I spent the last two weeks out of town, and my post for the Friday before didn’t happen because there was a fire at my building—I and my unit are fine—that knocked out internet for about 24 hours. But now I have returned.
One of the things I did was visit the city of Pittsburgh in western Pennsylvania. There I discovered the city has a World War II era submarine, the USS Reqin, a Tench-class submarine that launched at the end of the war and saw no active combat. She was later preserved and arrived at the Carnegie Science Centre in Pittsburgh where she serves as a museum ship.
As I waited for the self-guided tour to begin, I spotted a small poster with some big numbers. Naturally I investigated and found it to be a marketing piece by PPG, a Pittsburgh-based paint and coatings company. The poster detailed the work that went in the preservation of the submarine’s exterior using PPG’s own paints and coatings.

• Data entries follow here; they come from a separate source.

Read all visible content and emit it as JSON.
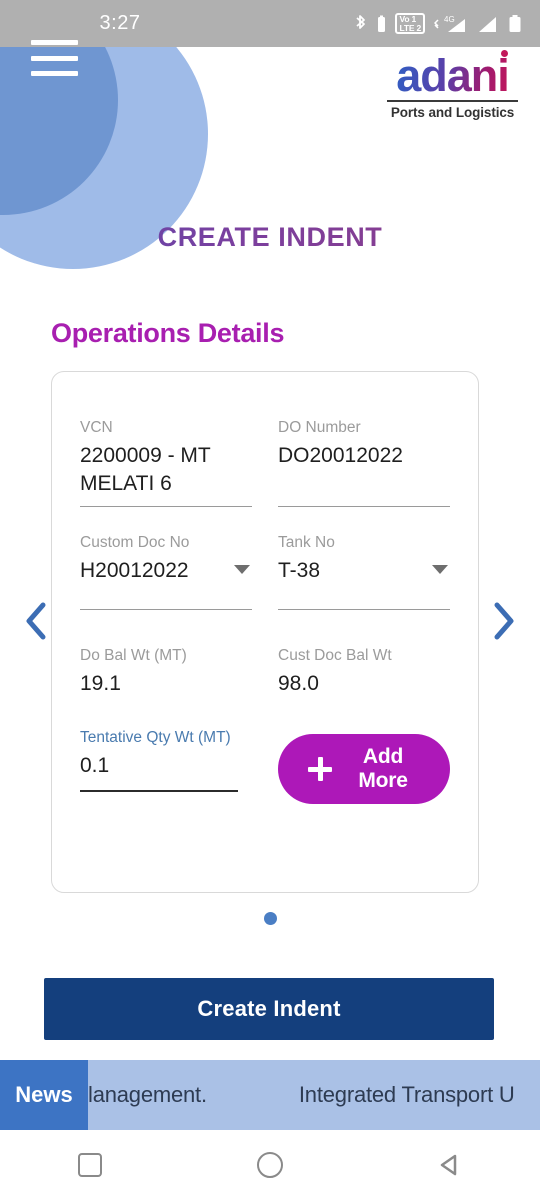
{
  "status_bar": {
    "time": "3:27",
    "icons": [
      "bluetooth-icon",
      "bluetooth-battery-icon",
      "volte-dual-sim-icon",
      "mobile-data-4g-icon",
      "signal-bars-icon",
      "battery-icon"
    ],
    "volte_top": "Vo 1",
    "volte_bottom": "LTE 2",
    "network_label": "4G",
    "background": "#b0b0b0"
  },
  "header": {
    "menu_icon": "hamburger-menu-icon",
    "logo_word": "adani",
    "logo_subtitle": "Ports and Logistics",
    "page_title": "CREATE INDENT",
    "circle_light_color": "#9fbbe8",
    "circle_dark_color": "#6f96d1"
  },
  "section": {
    "heading": "Operations Details",
    "heading_color": "#a81fb0"
  },
  "carousel": {
    "prev_icon": "chevron-left-icon",
    "next_icon": "chevron-right-icon",
    "arrow_color": "#3c6db4",
    "dot_count": 1,
    "active_dot": 0,
    "dot_color": "#4a7ec4"
  },
  "form": {
    "fields": [
      {
        "label": "VCN",
        "value": "2200009 - MT\nMELATI 6",
        "type": "text",
        "underline": true,
        "state": "filled"
      },
      {
        "label": "DO Number",
        "value": "DO20012022",
        "type": "text",
        "underline": true,
        "state": "filled"
      },
      {
        "label": "Custom Doc No",
        "value": "H20012022",
        "type": "select",
        "underline": true,
        "state": "filled"
      },
      {
        "label": "Tank No",
        "value": "T-38",
        "type": "select",
        "underline": true,
        "state": "filled"
      },
      {
        "label": "Do Bal Wt (MT)",
        "value": "19.1",
        "type": "readonly",
        "underline": false,
        "state": "readonly"
      },
      {
        "label": "Cust Doc Bal Wt",
        "value": "98.0",
        "type": "readonly",
        "underline": false,
        "state": "readonly"
      },
      {
        "label": "Tentative Qty Wt (MT)",
        "value": "0.1",
        "type": "text",
        "underline": true,
        "state": "focused"
      }
    ],
    "add_more_label": "Add More",
    "add_more_icon": "plus-icon",
    "add_more_color": "#ad18b8"
  },
  "actions": {
    "primary_label": "Create Indent",
    "primary_color": "#143f7d"
  },
  "ticker": {
    "badge_label": "News",
    "badge_color": "#3d74c4",
    "background": "#aac1e6",
    "items": [
      "lanagement.",
      "Integrated Transport U"
    ]
  },
  "navigation": {
    "recents_icon": "square-recents-icon",
    "home_icon": "circle-home-icon",
    "back_icon": "triangle-back-icon"
  }
}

We can see the large numbers clearly and to the piece’s credit the hierarchy works. What are we talking about? Three paints applied to the submarine in these quantities in this amount of time. The only factette not totally relevant is how many tourists annually visit the submarine.
Design wise, the poster does a nice job of dividing up its space into an attention-grabbing upper-half. After all, it grabbed my attention. The lower half then subdivides into three columns that speak to the aforementioned subjects. The last column then divides again into halves.
As marketing design does, it’s not the most offensive. For example, we don’t have the gallon buckets sized or scaled differently. The designers used a restrained palette and kept a consistent typographic treatment.
Admittedly, I was a bit disappointed because I had thought it would be some facts or data about the submarine itself. But for what the piece is, I thought it did a nice job.
Credit for the piece goes to PPG’s graphics department.